|Fair Employment Practices
|Employers with 15 or more employees are prohibited from discriminating against and harassing individuals based on protected characteristics, such as race, color, national origin, religion, age, gender, handicap, or disability, under the Equal Employment Practices Act and the North Carolina Persons with Disabilities Protection Act.
Additionally, the Retaliatory Employment Discrimination Act (REDA) forbids employers from taking any punitive or adverse action against any employee for filing (or threatening to file) a complaint, starting an investigation or proceeding, testifying or providing information to anyone regarding various state statutes, or initiating a complaint.
|According to North Carolina law, employers cannot inquire about erased criminal convictions, charges, or arrests from job applications, interviews, or other settings.
|Employers who ask job candidates to submit to a restricted substance test are required by North Carolina law to follow specific procedural guidelines, including employing an authorized laboratory for testing, verifying a positive test result, and allowing candidates to request a retest.
|Employers in North Carolina are legally required to use E-Verify to verify new hires' right to work if they have 25 or more employees. Employees with employment terms of less than nine months in a calendar year are exempt from the requirement that their employers use E-Verify.
|The minimum wage in North Carolina is $7.25 per hour, which is also the federal minimum wage.

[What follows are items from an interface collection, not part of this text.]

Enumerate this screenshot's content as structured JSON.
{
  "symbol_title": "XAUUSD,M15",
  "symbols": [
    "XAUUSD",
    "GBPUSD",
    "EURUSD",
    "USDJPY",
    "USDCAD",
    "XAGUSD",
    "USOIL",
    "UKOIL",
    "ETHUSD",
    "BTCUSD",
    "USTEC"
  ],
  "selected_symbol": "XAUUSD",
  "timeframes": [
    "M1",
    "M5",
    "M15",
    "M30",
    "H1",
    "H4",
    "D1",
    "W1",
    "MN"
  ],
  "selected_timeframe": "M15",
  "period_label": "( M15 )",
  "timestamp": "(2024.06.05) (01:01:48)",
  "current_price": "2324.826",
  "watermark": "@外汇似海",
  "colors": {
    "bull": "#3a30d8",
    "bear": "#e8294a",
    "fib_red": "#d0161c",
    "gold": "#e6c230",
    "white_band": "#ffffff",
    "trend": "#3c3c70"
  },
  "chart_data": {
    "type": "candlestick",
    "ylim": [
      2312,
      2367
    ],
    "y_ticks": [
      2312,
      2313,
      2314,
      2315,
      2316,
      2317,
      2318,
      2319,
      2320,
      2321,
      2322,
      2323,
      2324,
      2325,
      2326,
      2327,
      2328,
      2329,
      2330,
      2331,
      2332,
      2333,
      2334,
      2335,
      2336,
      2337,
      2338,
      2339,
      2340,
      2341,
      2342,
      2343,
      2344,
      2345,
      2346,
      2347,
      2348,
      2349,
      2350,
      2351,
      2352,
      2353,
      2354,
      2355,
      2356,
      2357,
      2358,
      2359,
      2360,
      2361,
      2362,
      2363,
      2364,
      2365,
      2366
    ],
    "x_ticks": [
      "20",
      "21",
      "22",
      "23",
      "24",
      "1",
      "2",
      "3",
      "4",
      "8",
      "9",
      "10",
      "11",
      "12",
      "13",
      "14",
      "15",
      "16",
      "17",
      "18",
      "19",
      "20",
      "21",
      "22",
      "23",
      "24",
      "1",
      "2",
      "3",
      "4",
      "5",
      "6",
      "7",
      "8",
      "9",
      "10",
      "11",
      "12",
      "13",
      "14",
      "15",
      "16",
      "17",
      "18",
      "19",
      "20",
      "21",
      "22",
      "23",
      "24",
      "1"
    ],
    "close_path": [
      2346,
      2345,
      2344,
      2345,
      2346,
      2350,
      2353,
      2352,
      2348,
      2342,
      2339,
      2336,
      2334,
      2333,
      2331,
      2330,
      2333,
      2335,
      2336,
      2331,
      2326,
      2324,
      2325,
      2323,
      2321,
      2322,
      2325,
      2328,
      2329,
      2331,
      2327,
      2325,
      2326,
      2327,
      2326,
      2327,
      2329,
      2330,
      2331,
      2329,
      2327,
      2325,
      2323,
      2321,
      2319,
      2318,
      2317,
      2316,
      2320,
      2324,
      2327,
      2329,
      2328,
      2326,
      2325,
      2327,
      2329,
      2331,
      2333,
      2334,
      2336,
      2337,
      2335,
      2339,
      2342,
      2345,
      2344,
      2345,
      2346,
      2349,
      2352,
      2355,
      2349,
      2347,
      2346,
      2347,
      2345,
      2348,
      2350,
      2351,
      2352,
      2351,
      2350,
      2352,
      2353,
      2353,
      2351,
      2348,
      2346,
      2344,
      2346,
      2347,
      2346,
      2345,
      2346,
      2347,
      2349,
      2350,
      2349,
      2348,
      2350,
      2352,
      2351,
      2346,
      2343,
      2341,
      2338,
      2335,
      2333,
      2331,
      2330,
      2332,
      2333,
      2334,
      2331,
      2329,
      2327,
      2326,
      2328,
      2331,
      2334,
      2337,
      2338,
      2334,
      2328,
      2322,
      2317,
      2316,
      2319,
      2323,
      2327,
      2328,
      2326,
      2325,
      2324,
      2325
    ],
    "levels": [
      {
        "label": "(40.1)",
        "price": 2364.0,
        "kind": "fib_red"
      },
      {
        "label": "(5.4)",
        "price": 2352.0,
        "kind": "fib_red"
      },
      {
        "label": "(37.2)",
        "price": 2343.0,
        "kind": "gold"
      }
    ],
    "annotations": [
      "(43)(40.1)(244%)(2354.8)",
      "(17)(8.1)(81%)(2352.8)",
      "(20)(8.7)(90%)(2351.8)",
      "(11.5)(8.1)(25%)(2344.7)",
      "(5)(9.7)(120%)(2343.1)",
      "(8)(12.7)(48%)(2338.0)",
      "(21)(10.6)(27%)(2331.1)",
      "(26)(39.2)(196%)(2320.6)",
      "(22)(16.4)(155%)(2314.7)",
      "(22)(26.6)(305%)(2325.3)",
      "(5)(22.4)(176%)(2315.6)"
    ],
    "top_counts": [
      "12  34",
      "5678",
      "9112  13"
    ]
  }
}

|According to North Carolina law, an employer must pay covered workers overtime at 1.5 times their usual salary for any hours over 40 in a workweek.
|All minors are not permitted to work in any occupations listed in North Carolina law nor those deemed hazardous by the US Department of Labour and the Commissioner of the North Carolina Department of Labour. These include but are not limited to, work that involves the possibility of falling more than 10 feet, work in confined spaces, welding, brazing, and torch cutting, as well as jobs that expose workers to lead, benzene, quartz, silicon dioxide, or asbestos silicate.
Minors under 16 must take a 30-minute break after working five hours straight.
In North Carolina, minors who wish to work must possess a youth employment certificate.
|Health Care Continuation
|Regardless of the company's size, the healthcare continuous coverage law in North Carolina applies to fully insured plans. Employees and their covered dependents who lose coverage due to termination of work or loss of eligibility under the plan must be provided with a continuation of health care coverage for up to 18 months under the law.
|Employers are required by the Wage and Hour Act to pay their staff on scheduled paydays. Pay intervals range from daily to weekly to biweekly to monthly. If scheduled in advance, wages based on commissions, bonuses, or other calculations may be paid as infrequently as once a year.
|Employers in North Carolina must give workers a detailed written summary of all deductions from their salary for each pay period during which deductions are made.
|In North Carolina, it is illegal for an employer to deduct money from an employee's paycheck unless there are particular reasons for doing so, such as when it's required by state or federal law (such as child support obligations or tax levies) when it's in the employee's best interest, when there is a shortage of cash or inventory, or when there has been a loss or damage to the employer's property.
|Leaves of Absence
|All employers are subject to the rules of North Carolina regarding mandated time off and leaves of absence for workers. These statutes cover parental school participation leave, military service, jury duty, emergency response, domestic violence, and precinct official leave.
|Occupational Safety and Health
|The Occupational Safety and Health Act of North Carolina, which typically incorporates all federal regulations and establishes a small number of state-specific standards, is a requirement for most North Carolina employers. Some obligations under North Carolina law, such as those for safety committees and safety and health programs, lack an equivalent in federal law.
|Smoking is prohibited in several private workplaces in North Carolina, including bars, restaurants, and long-term care institutions.
|Weapons in the Workplace
|Any private property where notice is prominently posted or provided by a statement from the person in charge of the property may forbid firearms (even with a valid concealed carry permit).
|Safe Driving Practices
|Texting while driving is forbidden in North Carolina.
|North Carolina law stipulates that upon termination (voluntary or involuntary), earnings are owed on or before the following regular payday, either in the usual way of payment or by mail if the employee so requests.
Unless the employer has an explicit forfeiture clause in its vacation, commission, bonus, or termination policy, earned vacation money, commissions, and bonuses cannot be lost.